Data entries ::
╭──

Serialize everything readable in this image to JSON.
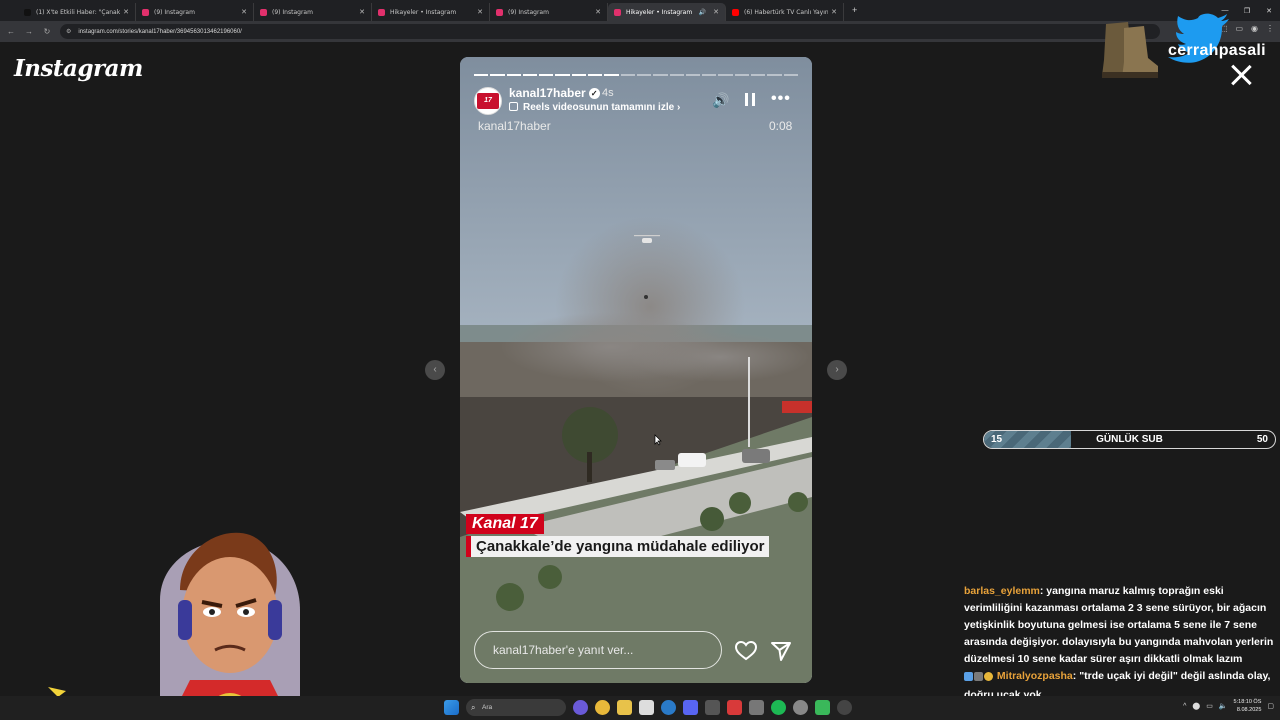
{
  "browser": {
    "tabs": [
      {
        "title": "(1) X'te Etkili Haber: \"Çanakkale",
        "favicon_color": "#111111",
        "active": false
      },
      {
        "title": "(9) Instagram",
        "favicon_color": "#e1306c",
        "active": false
      },
      {
        "title": "(9) Instagram",
        "favicon_color": "#e1306c",
        "active": false
      },
      {
        "title": "Hikayeler • Instagram",
        "favicon_color": "#e1306c",
        "active": false
      },
      {
        "title": "(9) Instagram",
        "favicon_color": "#e1306c",
        "active": false
      },
      {
        "title": "Hikayeler • Instagram",
        "favicon_color": "#e1306c",
        "active": true,
        "audio": true
      },
      {
        "title": "(6) Habertürk TV Canlı Yayın ᴴᴰ",
        "favicon_color": "#ff0000",
        "active": false
      }
    ],
    "new_tab": "+",
    "url": "instagram.com/stories/kanal17haber/3694563013462196060/"
  },
  "instagram": {
    "logo": "Instagram",
    "story": {
      "username": "kanal17haber",
      "avatar_text": "17",
      "time_ago": "4s",
      "reels_link": "Reels videosunun tamamını izle",
      "watermark_user": "kanal17haber",
      "video_time": "0:08",
      "channel_tag": "Kanal 17",
      "headline": "Çanakkale’de yangına müdahale ediliyor",
      "reply_placeholder": "kanal17haber'e yanıt ver...",
      "progress_total": 20,
      "progress_done": 9
    }
  },
  "overlay": {
    "brand_name": "cerrahpasali",
    "sub_goal": {
      "current": "15",
      "label": "GÜNLÜK SUB",
      "goal": "50",
      "fraction": 0.3
    },
    "chat": [
      {
        "user": "barlas_eylemm",
        "message": ": yangına maruz kalmış toprağın eski verimliliğini kazanması ortalama 2 3 sene sürüyor, bir ağacın yetişkinlik boyutuna gelmesi ise ortalama 5 sene ile 7 sene arasında değişiyor. dolayısıyla bu yangında mahvolan yerlerin düzelmesi 10 sene kadar sürer aşırı dikkatli olmak lazım"
      },
      {
        "user": "Mitralyozpasha",
        "message": ": \"trde uçak iyi değil\" değil aslında olay, doğru uçak yok"
      }
    ]
  },
  "taskbar": {
    "search": "Ara",
    "time": "5:18:10 ÖS",
    "date": "8.08.2025",
    "tray_arrow": "^"
  }
}
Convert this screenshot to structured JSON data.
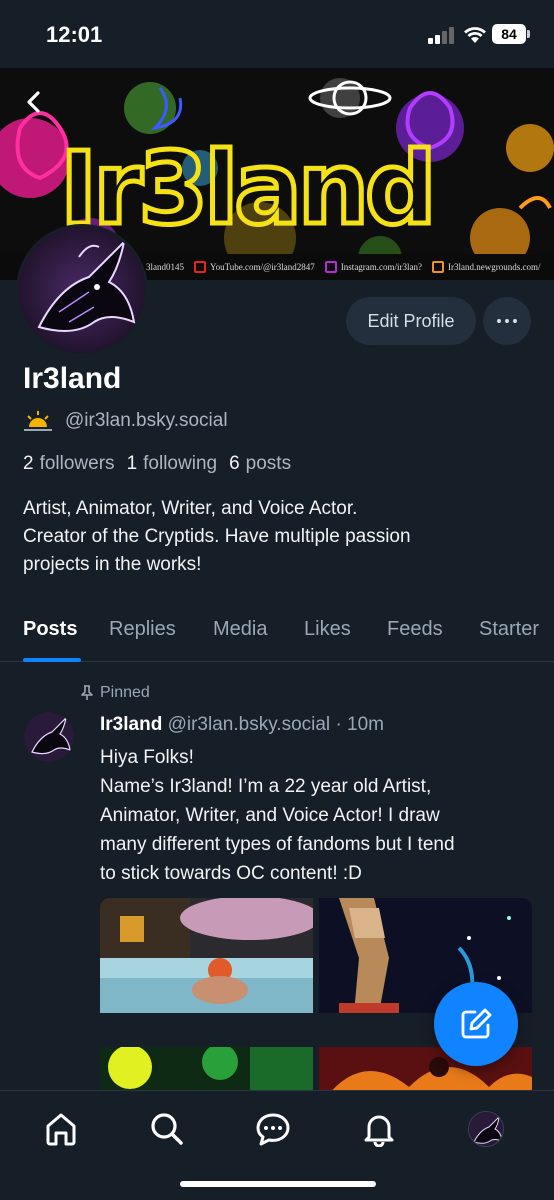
{
  "status_bar": {
    "time": "12:01",
    "battery": "84"
  },
  "banner": {
    "title_art": "Ir3land",
    "links": [
      "3land0145",
      "YouTube.com/@ir3land2847",
      "Instagram.com/ir3lan?",
      "Ir3land.newgrounds.com/"
    ]
  },
  "profile": {
    "edit_label": "Edit Profile",
    "display_name": "Ir3land",
    "handle": "@ir3lan.bsky.social",
    "followers_count": "2",
    "followers_label": "followers",
    "following_count": "1",
    "following_label": "following",
    "posts_count": "6",
    "posts_label": "posts",
    "bio_lines": [
      "Artist, Animator, Writer, and Voice Actor.",
      "Creator of the Cryptids. Have multiple passion",
      "projects in the works!"
    ]
  },
  "tabs": [
    "Posts",
    "Replies",
    "Media",
    "Likes",
    "Feeds",
    "Starter"
  ],
  "post": {
    "pinned_label": "Pinned",
    "author": "Ir3land",
    "handle": "@ir3lan.bsky.social",
    "separator": "·",
    "time": "10m",
    "text_lines": [
      "Hiya Folks!",
      "Name’s Ir3land! I’m a 22 year old Artist,",
      "Animator, Writer, and Voice Actor! I draw",
      "many different types of fandoms but I tend",
      "to stick towards OC content! :D"
    ]
  },
  "icons": {
    "back": "chevron-left-icon",
    "more": "ellipsis-icon",
    "pin": "pin-icon",
    "compose": "compose-icon",
    "nav": [
      "home-icon",
      "search-icon",
      "chat-icon",
      "bell-icon",
      "profile-avatar"
    ]
  },
  "colors": {
    "background": "#161e27",
    "accent": "#1083fe",
    "muted": "#9aa8b6",
    "button": "#232f3c"
  }
}
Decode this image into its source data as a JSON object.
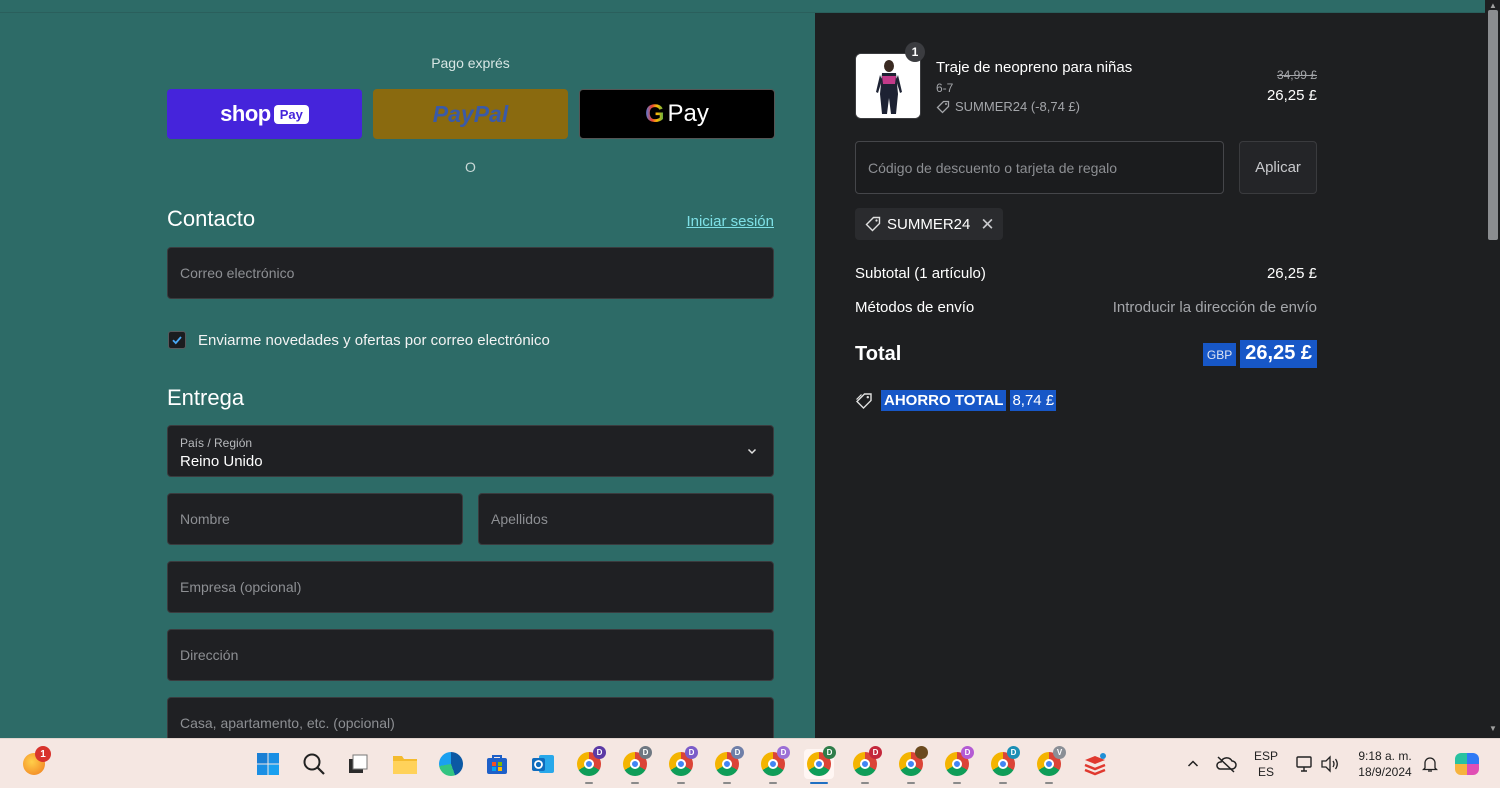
{
  "checkout": {
    "express_label": "Pago exprés",
    "shop_pay": {
      "word": "shop",
      "badge": "Pay"
    },
    "paypal": "PayPal",
    "gpay": {
      "g": "G",
      "word": "Pay"
    },
    "or": "O",
    "contact_title": "Contacto",
    "login_link": "Iniciar sesión",
    "email_placeholder": "Correo electrónico",
    "newsletter_label": "Enviarme novedades y ofertas por correo electrónico",
    "newsletter_checked": true,
    "delivery_title": "Entrega",
    "country_label": "País / Región",
    "country_value": "Reino Unido",
    "first_name_placeholder": "Nombre",
    "last_name_placeholder": "Apellidos",
    "company_placeholder": "Empresa (opcional)",
    "address_placeholder": "Dirección",
    "apartment_placeholder": "Casa, apartamento, etc. (opcional)"
  },
  "summary": {
    "item": {
      "quantity": "1",
      "name": "Traje de neopreno para niñas",
      "variant": "6-7",
      "discount": "SUMMER24 (-8,74 £)",
      "old_price": "34,99 £",
      "price": "26,25 £"
    },
    "discount_placeholder": "Código de descuento o tarjeta de regalo",
    "apply_label": "Aplicar",
    "applied_code": "SUMMER24",
    "subtotal_label": "Subtotal (1 artículo)",
    "subtotal_value": "26,25 £",
    "shipping_label": "Métodos de envío",
    "shipping_value": "Introducir la dirección de envío",
    "total_label": "Total",
    "currency": "GBP",
    "total_value": "26,25 £",
    "savings_label": "AHORRO TOTAL",
    "savings_value": "8,74 £"
  },
  "taskbar": {
    "notification_count": "1",
    "language_top": "ESP",
    "language_bottom": "ES",
    "time": "9:18 a. m.",
    "date": "18/9/2024",
    "chrome_profiles": [
      "D",
      "D",
      "D",
      "D",
      "D",
      "D",
      "D",
      "",
      "D",
      "D",
      "V"
    ]
  },
  "colors": {
    "left_bg": "#2d6b67",
    "right_bg": "#1e1f21",
    "shop_pay": "#4524db",
    "paypal": "#8a6a0f",
    "link": "#7ee0e6",
    "selection": "#1757c7"
  }
}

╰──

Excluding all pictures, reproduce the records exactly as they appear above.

Serialize everything readable in this image to JSON.
{
  "browser": {
    "tabs": [
      {
        "title": "(1) X'te Etkili Haber: \"Çanakkale",
        "favicon_color": "#111111",
        "active": false
      },
      {
        "title": "(9) Instagram",
        "favicon_color": "#e1306c",
        "active": false
      },
      {
        "title": "(9) Instagram",
        "favicon_color": "#e1306c",
        "active": false
      },
      {
        "title": "Hikayeler • Instagram",
        "favicon_color": "#e1306c",
        "active": false
      },
      {
        "title": "(9) Instagram",
        "favicon_color": "#e1306c",
        "active": false
      },
      {
        "title": "Hikayeler • Instagram",
        "favicon_color": "#e1306c",
        "active": true,
        "audio": true
      },
      {
        "title": "(6) Habertürk TV Canlı Yayın ᴴᴰ",
        "favicon_color": "#ff0000",
        "active": false
      }
    ],
    "new_tab": "+",
    "url": "instagram.com/stories/kanal17haber/3694563013462196060/"
  },
  "instagram": {
    "logo": "Instagram",
    "story": {
      "username": "kanal17haber",
      "avatar_text": "17",
      "time_ago": "4s",
      "reels_link": "Reels videosunun tamamını izle",
      "watermark_user": "kanal17haber",
      "video_time": "0:08",
      "channel_tag": "Kanal 17",
      "headline": "Çanakkale’de yangına müdahale ediliyor",
      "reply_placeholder": "kanal17haber'e yanıt ver...",
      "progress_total": 20,
      "progress_done": 9
    }
  },
  "overlay": {
    "brand_name": "cerrahpasali",
    "sub_goal": {
      "current": "15",
      "label": "GÜNLÜK SUB",
      "goal": "50",
      "fraction": 0.3
    },
    "chat": [
      {
        "user": "barlas_eylemm",
        "message": ": yangına maruz kalmış toprağın eski verimliliğini kazanması ortalama 2 3 sene sürüyor, bir ağacın yetişkinlik boyutuna gelmesi ise ortalama 5 sene ile 7 sene arasında değişiyor. dolayısıyla bu yangında mahvolan yerlerin düzelmesi 10 sene kadar sürer aşırı dikkatli olmak lazım"
      },
      {
        "user": "Mitralyozpasha",
        "message": ": \"trde uçak iyi değil\" değil aslında olay, doğru uçak yok"
      }
    ]
  },
  "taskbar": {
    "search": "Ara",
    "time": "5:18:10 ÖS",
    "date": "8.08.2025",
    "tray_arrow": "^"
  }
}
Convert this screenshot to structured JSON data.
{
  "status_bar": {
    "time": "12:01",
    "battery": "84"
  },
  "banner": {
    "title_art": "Ir3land",
    "links": [
      "3land0145",
      "YouTube.com/@ir3land2847",
      "Instagram.com/ir3lan?",
      "Ir3land.newgrounds.com/"
    ]
  },
  "profile": {
    "edit_label": "Edit Profile",
    "display_name": "Ir3land",
    "handle": "@ir3lan.bsky.social",
    "followers_count": "2",
    "followers_label": "followers",
    "following_count": "1",
    "following_label": "following",
    "posts_count": "6",
    "posts_label": "posts",
    "bio_lines": [
      "Artist, Animator, Writer, and Voice Actor.",
      "Creator of the Cryptids. Have multiple passion",
      "projects in the works!"
    ]
  },
  "tabs": [
    "Posts",
    "Replies",
    "Media",
    "Likes",
    "Feeds",
    "Starter"
  ],
  "post": {
    "pinned_label": "Pinned",
    "author": "Ir3land",
    "handle": "@ir3lan.bsky.social",
    "separator": "·",
    "time": "10m",
    "text_lines": [
      "Hiya Folks!",
      "Name’s Ir3land! I’m a 22 year old Artist,",
      "Animator, Writer, and Voice Actor! I draw",
      "many different types of fandoms but I tend",
      "to stick towards OC content! :D"
    ]
  },
  "icons": {
    "back": "chevron-left-icon",
    "more": "ellipsis-icon",
    "pin": "pin-icon",
    "compose": "compose-icon",
    "nav": [
      "home-icon",
      "search-icon",
      "chat-icon",
      "bell-icon",
      "profile-avatar"
    ]
  },
  "colors": {
    "background": "#161e27",
    "accent": "#1083fe",
    "muted": "#9aa8b6",
    "button": "#232f3c"
  }
}
Decode this image into its source data as a JSON object.
{
  "checkout": {
    "express_label": "Pago exprés",
    "shop_pay": {
      "word": "shop",
      "badge": "Pay"
    },
    "paypal": "PayPal",
    "gpay": {
      "g": "G",
      "word": "Pay"
    },
    "or": "O",
    "contact_title": "Contacto",
    "login_link": "Iniciar sesión",
    "email_placeholder": "Correo electrónico",
    "newsletter_label": "Enviarme novedades y ofertas por correo electrónico",
    "newsletter_checked": true,
    "delivery_title": "Entrega",
    "country_label": "País / Región",
    "country_value": "Reino Unido",
    "first_name_placeholder": "Nombre",
    "last_name_placeholder": "Apellidos",
    "company_placeholder": "Empresa (opcional)",
    "address_placeholder": "Dirección",
    "apartment_placeholder": "Casa, apartamento, etc. (opcional)"
  },
  "summary": {
    "item": {
      "quantity": "1",
      "name": "Traje de neopreno para niñas",
      "variant": "6-7",
      "discount": "SUMMER24 (-8,74 £)",
      "old_price": "34,99 £",
      "price": "26,25 £"
    },
    "discount_placeholder": "Código de descuento o tarjeta de regalo",
    "apply_label": "Aplicar",
    "applied_code": "SUMMER24",
    "subtotal_label": "Subtotal (1 artículo)",
    "subtotal_value": "26,25 £",
    "shipping_label": "Métodos de envío",
    "shipping_value": "Introducir la dirección de envío",
    "total_label": "Total",
    "currency": "GBP",
    "total_value": "26,25 £",
    "savings_label": "AHORRO TOTAL",
    "savings_value": "8,74 £"
  },
  "taskbar": {
    "notification_count": "1",
    "language_top": "ESP",
    "language_bottom": "ES",
    "time": "9:18 a. m.",
    "date": "18/9/2024",
    "chrome_profiles": [
      "D",
      "D",
      "D",
      "D",
      "D",
      "D",
      "D",
      "",
      "D",
      "D",
      "V"
    ]
  },
  "colors": {
    "left_bg": "#2d6b67",
    "right_bg": "#1e1f21",
    "shop_pay": "#4524db",
    "paypal": "#8a6a0f",
    "link": "#7ee0e6",
    "selection": "#1757c7"
  }
}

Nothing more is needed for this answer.